How do you get a job as a load pilot?
You must have a full class 1 (car) licence.
Class 2 qualification
To become a class 2 load pilot you must complete a Transport Agency-approved load pilot course via ASPEQ. The fee is $138 to take the exam and you can book it online but you must attend a session at a training centre.
Class 1 qualification
You must have had either:
- 3 years’ experience as a class 2 load pilot
- experience working on at least 25 jobs with a class 1 pilot
You then fill out the class 1 load pilot application form and send it to NZTA who will send you back a list of approved courses. This course takes around 9 months.
Applying for a job
It’s helpful if you have other skills such as a mechanic, engineering or construction, a commercial road transport qualification or licence classes that allow you to drive trucks (classes 2-5). Contact companies that use load pilots:
- Traffic management
- House movers
- Specialist machinery movers (e.g. boat haulage)
- Specialist load pilots
You will need a good CV with no spelling errors detailing your qualifications and any other relevant experience. You might not start as a pilot, but once you’re in the company you’ll be able to work your way into that role.
What’s the difference between a class 1 and class 2 load pilot?
Class 1 pilots have additional training (including optional unit standards 23892 and 1768) on technical and practical issues associated with managing traffic that very large and complex loads require. For example, all loads above 5m wide require at least one class 1 pilot and two class 2 pilots.
The following diagram explains the requirements for the number and type of load pilot drivers.
Why do load pilots frequently use utes?
Utes have the advantage of:
- Having better ground clearance than a car if the vehicle has to drive on a verge (i.e. the side of the road) or over kerbs
- Four-wheel drive, again for driving on the verge
- An area for tools, strops and other equipment that might be required – recommended items include road cones, road flares, safety hazard triangles, fluorescent red flags and a stop/slow paddle
- Being taller and more visible than a car
- Good towing capacity if used for towing a trailer as a rear pilot (front pilots are not permitted to tow a trailer)
Pilot vehicles must be predominantly white and carry signage.
How much money will you make as a load pilot?

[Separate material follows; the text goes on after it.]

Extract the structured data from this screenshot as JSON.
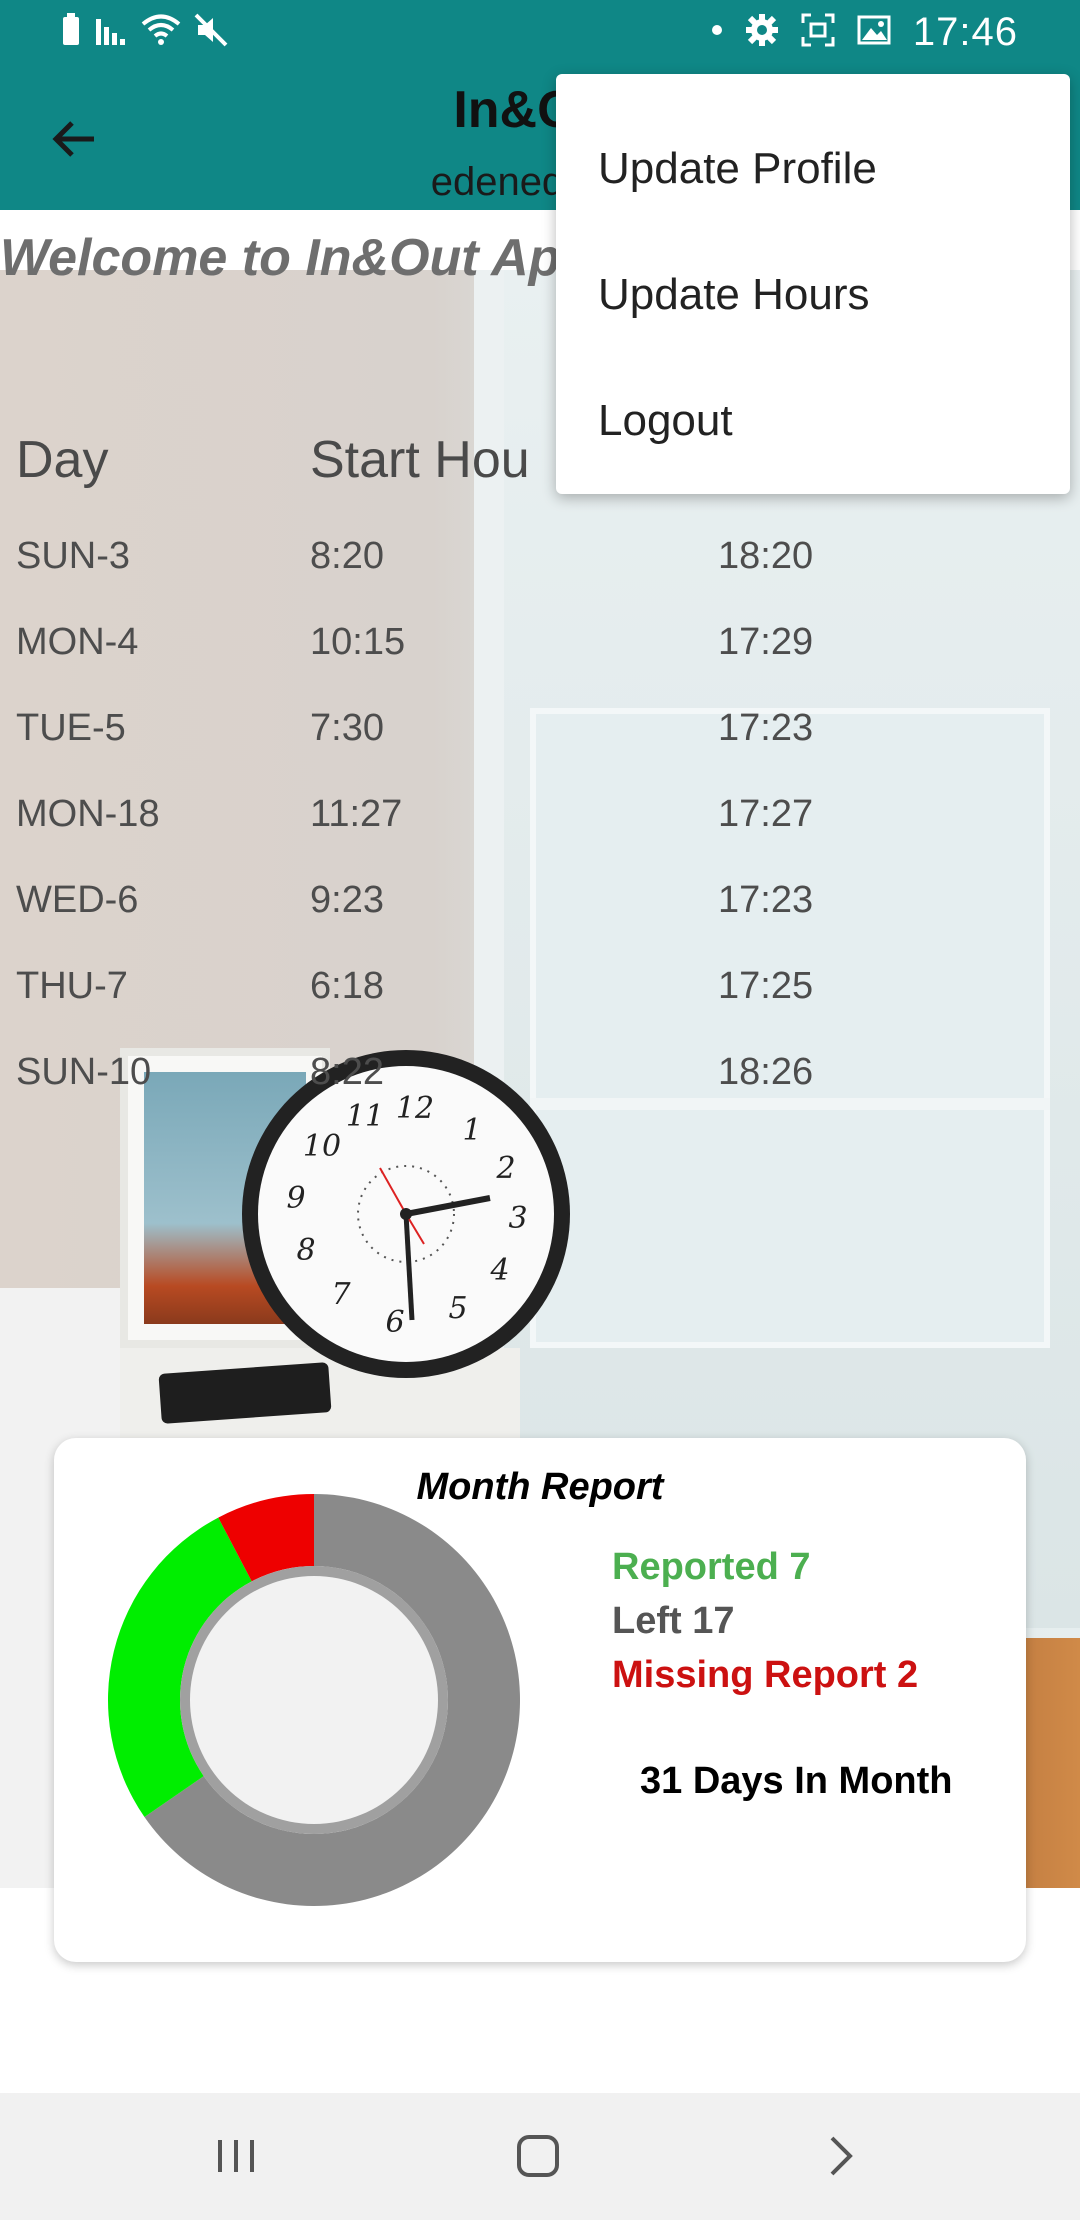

Contract load pilots working for themselves usually charge between $60-110 per hour, or charge by the kilometre. If you are working as an employee for a load piloting company, wages are fairly low and not far above minimum wage. Class 1 drivers earn more than class 2 drivers.